City Of Dallas Mayoral Candidates: We’re Tired Of Relocating Companies Snubbing Dallas
To the chagrin of Dallas’ 2019 mayoral candidates, companies searching DFW for headquarters space in the past 10 years bypassed Dallas altogether and landed in its northern suburbs.
This track record is simply unacceptable and needs to change immediately, the candidates said. The candidates discussed their plans for fostering city development at The Real Estate Council's 2019 Mayoral Forum Monday night.
“Eleven years ago, Boeing chose not to come to Dallas,” candidate Lynn McBee said at the forum. “It’s time to really focus on Dallas. Yes, McKinney and Frisco are wonderful, but we have to sell Dallas.”
McBee, a philanthropist known in Dallas for her fundraising, said if she is elected mayor, she will promote all of the progress made within the Dallas Independent School District so far, and the city’s “great arts, parks and people.”
“When companies like Amazon are coming, we have to say look at all of the things that we have right here … and we have to focus on Dallas.”
Scott Griggs, another mayoral candidate and a current council member representing North Oak Cliff, echoed McBee’s sentiment.
“We need to have an economic policy that puts the city of Dallas first, not the region.”
But if a company wants to set up a warehouse in South Dallas, the city needs to set out clear expectations for what type of local salaries and grants are expected, he said.
Griggs was one of many candidates who said increasing corporate relocations into the city of Dallas will require a focus on education, since many relocations turn on education opportunities and the quality of local job candidates.
“We have to be looking at our people and our workforce,” said candidate Regina Montoya, an attorney and one-time aide to former President Bill Clinton. “Thirteen percent of Dallas has a ninth-grade education or less.

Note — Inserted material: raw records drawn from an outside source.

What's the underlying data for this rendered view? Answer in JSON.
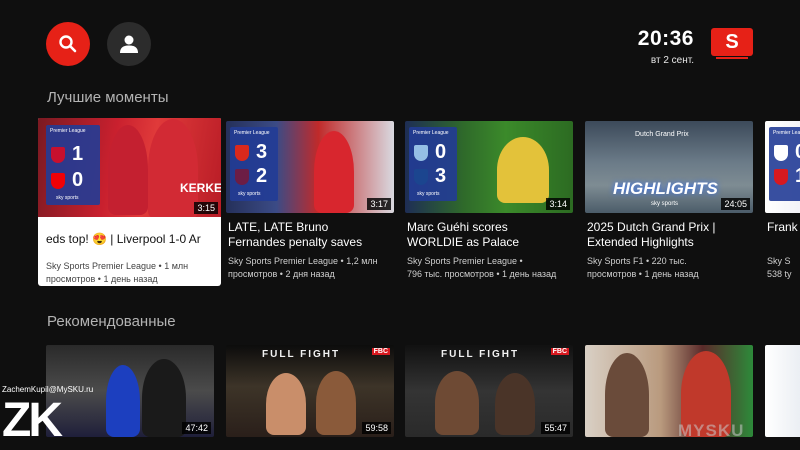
{
  "header": {
    "time": "20:36",
    "date": "вт 2 сент.",
    "logo_letter": "S",
    "accent_color": "#e62117",
    "search_icon": "search-icon",
    "account_icon": "account-icon"
  },
  "sections": [
    {
      "title": "Лучшие моменты"
    },
    {
      "title": "Рекомендованные"
    }
  ],
  "highlights": [
    {
      "title": "eds top! 😍 | Liverpool 1-0 Ar",
      "channel": "Sky Sports Premier League • 1 млн",
      "info": "просмотров • 1 день назад",
      "duration": "3:15",
      "focused": true,
      "score_home": "1",
      "score_away": "0",
      "overlay_text": "KERKEZ"
    },
    {
      "title": "LATE, LATE Bruno Fernandes penalty saves Red Devils' b...",
      "channel": "Sky Sports Premier League • 1,2 млн",
      "info": "просмотров • 2 дня назад",
      "duration": "3:17",
      "score_home": "3",
      "score_away": "2"
    },
    {
      "title": "Marc Guéhi scores WORLDIE as Palace thump...",
      "channel": "Sky Sports Premier League •",
      "info": "796 тыс. просмотров • 1 день назад",
      "duration": "3:14",
      "score_home": "0",
      "score_away": "3"
    },
    {
      "title": "2025 Dutch Grand Prix | Extended Highlights",
      "channel": "Sky Sports F1 • 220 тыс.",
      "info": "просмотров • 1 день назад",
      "duration": "24:05",
      "overlay_text": "HIGHLIGHTS",
      "overlay_small": "Dutch Grand Prix"
    },
    {
      "title": "Frank first F",
      "channel": "Sky S",
      "info": "538 ty",
      "duration": "",
      "score_home": "0",
      "score_away": "1"
    }
  ],
  "recommended": [
    {
      "duration": "47:42"
    },
    {
      "duration": "59:58",
      "banner": "FULL FIGHT"
    },
    {
      "duration": "55:47",
      "banner": "FULL FIGHT"
    },
    {
      "duration": ""
    },
    {
      "duration": ""
    }
  ],
  "brand_labels": {
    "league": "Premier League",
    "sky": "sky sports",
    "fbc": "FBC"
  },
  "watermarks": {
    "site": "ZachemKupil@MySKU.ru",
    "big": "ZK",
    "corner": "MYSKU"
  }
}
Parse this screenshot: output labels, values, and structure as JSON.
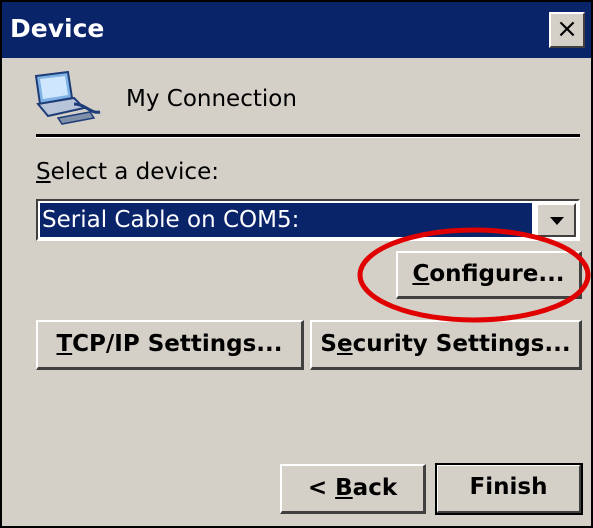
{
  "window": {
    "title": "Device",
    "close_glyph": "×"
  },
  "connection": {
    "icon": "network-connection-icon",
    "name": "My Connection"
  },
  "device_select": {
    "label_mnemonic": "S",
    "label_rest": "elect a device:",
    "selected_value": "Serial Cable on COM5:",
    "dropdown_icon": "chevron-down-icon"
  },
  "buttons": {
    "configure_mnemonic": "C",
    "configure_rest": "onfigure...",
    "tcpip_mnemonic": "T",
    "tcpip_rest": "CP/IP Settings...",
    "security_pre": "S",
    "security_mnemonic": "e",
    "security_rest": "curity Settings...",
    "back_pre": "< ",
    "back_mnemonic": "B",
    "back_rest": "ack",
    "finish": "Finish"
  },
  "colors": {
    "titlebar": "#0a246a",
    "dialog_bg": "#d4d0c8",
    "selection": "#0a246a",
    "highlight_annotation": "#e00000"
  }
}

We need to create more GED programs to train people for jobs in our community.”
Montoya said education development and skills training will create a situation where the workforce itself draws companies into Dallas.

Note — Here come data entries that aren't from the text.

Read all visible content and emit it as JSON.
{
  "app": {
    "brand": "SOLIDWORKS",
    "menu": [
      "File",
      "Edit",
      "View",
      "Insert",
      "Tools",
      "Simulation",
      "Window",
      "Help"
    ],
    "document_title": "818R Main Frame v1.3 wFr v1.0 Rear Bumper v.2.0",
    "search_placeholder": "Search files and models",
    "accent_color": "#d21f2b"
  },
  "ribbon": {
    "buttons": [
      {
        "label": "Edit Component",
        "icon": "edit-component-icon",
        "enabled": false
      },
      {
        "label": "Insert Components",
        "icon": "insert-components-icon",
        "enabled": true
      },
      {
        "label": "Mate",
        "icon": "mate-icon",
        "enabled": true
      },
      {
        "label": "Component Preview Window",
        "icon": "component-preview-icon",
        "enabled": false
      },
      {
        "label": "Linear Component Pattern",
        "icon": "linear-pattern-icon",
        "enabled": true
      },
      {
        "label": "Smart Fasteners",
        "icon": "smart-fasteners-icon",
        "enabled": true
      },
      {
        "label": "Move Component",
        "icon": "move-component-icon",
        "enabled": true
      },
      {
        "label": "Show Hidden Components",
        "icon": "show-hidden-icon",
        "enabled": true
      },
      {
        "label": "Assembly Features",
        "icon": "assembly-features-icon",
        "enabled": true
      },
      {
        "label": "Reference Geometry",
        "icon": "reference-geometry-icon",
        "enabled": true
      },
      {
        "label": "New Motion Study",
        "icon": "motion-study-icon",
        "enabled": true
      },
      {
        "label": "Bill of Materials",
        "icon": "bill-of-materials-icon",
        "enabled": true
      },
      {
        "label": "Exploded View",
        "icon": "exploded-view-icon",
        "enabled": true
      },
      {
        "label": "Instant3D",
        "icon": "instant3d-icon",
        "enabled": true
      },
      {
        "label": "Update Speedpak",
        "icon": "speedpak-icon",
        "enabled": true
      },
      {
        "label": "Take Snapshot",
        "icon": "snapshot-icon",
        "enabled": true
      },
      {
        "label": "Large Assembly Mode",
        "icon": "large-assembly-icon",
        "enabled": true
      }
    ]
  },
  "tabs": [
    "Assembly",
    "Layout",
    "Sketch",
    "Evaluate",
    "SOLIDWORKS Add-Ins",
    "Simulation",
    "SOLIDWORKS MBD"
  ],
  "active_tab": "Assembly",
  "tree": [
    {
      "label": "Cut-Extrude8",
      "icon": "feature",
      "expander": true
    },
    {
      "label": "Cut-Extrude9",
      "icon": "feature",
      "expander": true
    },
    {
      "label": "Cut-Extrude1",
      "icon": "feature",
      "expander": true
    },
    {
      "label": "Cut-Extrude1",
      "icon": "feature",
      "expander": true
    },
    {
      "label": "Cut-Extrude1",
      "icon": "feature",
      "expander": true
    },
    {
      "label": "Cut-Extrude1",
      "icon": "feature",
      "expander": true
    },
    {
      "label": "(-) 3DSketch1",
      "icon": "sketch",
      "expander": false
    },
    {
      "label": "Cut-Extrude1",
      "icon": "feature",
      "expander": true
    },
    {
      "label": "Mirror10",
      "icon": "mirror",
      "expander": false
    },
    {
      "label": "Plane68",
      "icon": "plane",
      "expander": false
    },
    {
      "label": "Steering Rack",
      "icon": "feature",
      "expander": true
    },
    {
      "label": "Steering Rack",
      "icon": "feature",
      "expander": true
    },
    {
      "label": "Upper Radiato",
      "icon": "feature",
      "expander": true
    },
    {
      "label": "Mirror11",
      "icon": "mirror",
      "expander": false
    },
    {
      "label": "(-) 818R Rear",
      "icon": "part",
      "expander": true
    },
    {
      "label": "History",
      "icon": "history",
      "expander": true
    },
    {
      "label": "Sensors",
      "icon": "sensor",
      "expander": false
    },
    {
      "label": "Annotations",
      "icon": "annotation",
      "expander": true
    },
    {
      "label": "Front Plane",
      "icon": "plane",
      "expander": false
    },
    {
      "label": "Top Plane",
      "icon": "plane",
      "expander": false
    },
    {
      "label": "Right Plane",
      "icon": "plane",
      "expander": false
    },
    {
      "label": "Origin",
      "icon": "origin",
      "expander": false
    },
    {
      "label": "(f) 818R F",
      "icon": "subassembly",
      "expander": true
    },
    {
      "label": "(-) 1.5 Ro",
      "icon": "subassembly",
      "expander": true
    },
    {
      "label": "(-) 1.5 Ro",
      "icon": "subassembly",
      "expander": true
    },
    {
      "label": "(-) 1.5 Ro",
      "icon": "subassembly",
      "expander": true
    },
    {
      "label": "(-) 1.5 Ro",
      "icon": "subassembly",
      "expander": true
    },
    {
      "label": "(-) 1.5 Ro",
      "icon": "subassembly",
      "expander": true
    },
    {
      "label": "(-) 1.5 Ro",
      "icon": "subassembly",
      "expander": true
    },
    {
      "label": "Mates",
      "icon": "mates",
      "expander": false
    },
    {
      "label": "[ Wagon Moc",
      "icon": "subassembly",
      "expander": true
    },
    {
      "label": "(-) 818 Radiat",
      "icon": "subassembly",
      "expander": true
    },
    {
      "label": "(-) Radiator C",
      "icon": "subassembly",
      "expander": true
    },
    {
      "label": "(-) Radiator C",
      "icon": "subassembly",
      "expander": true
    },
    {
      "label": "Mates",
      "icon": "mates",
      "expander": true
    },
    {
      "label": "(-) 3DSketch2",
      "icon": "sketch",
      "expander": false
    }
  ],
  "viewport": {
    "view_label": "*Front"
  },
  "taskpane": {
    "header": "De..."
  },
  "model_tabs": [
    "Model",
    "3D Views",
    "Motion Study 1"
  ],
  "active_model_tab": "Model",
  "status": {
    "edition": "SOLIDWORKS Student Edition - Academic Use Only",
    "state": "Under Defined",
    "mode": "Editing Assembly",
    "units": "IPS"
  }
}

Dallas Independent School District School Board President Miguel Solis, another candidate, told the crowd: “Remember the headlines — Amazon chooses not to come to Dallas.”
He said Dallas is losing big deals because of education.
“[But] what were people saying about education when we were trying to get Amazon or Toyota?” he asked.
Solis said Dallas needs to effectively promote the schools' progress and share how DISD has revolutionized what education looks like in the city.
Real estate developer and mayoral candidate Mike Ablon said companies were drawn in by incentives in the past. But times have changed.
“Now talent picks where they want to live,” the founding partner of PegasusAblon said. He said a company’s human resources department selects an office’s location.
Candidate Albert Black, the founder of On Target Supplies and Logistics and the former chair of the Dallas Regional Chamber, said Dallas has to analyze and understand the companies that are already here, particularly the ones that have locations all over the world.
“We need to begin to design plans that are advantageous for them,” he said.
Lawyer and former state representative Jason Villalba had a slightly different take on how to promote Dallas to companies: It’s all in how you regulate, he said.
“There are competing visions for what economic development means for Dallas,” he said. “What I have found is if you provide a great environment … provide lower taxes and [less] regulation, you are going to bring great companies. We have to have an economic development policy that is laissez faire.”
All of the candidates stressed the importance of the next mayor tackling Dallas’ affordable housing issue and the need for improved infrastructure and transportation across the city.
In light of the numerous scandals popping up across the state in relation to affordable housing, all of the candidates stressed their commitment to transparency and ethics reform.
Ablon said he plans to come out with an ethics reform plan that outlines ethical duties in a way in which “people cannot hide under the bar of the law.”
Two of the mayoral candidates — state Rep. Eric Johnson and Socialist candidate Alyson Kennedy — did not attend the forum.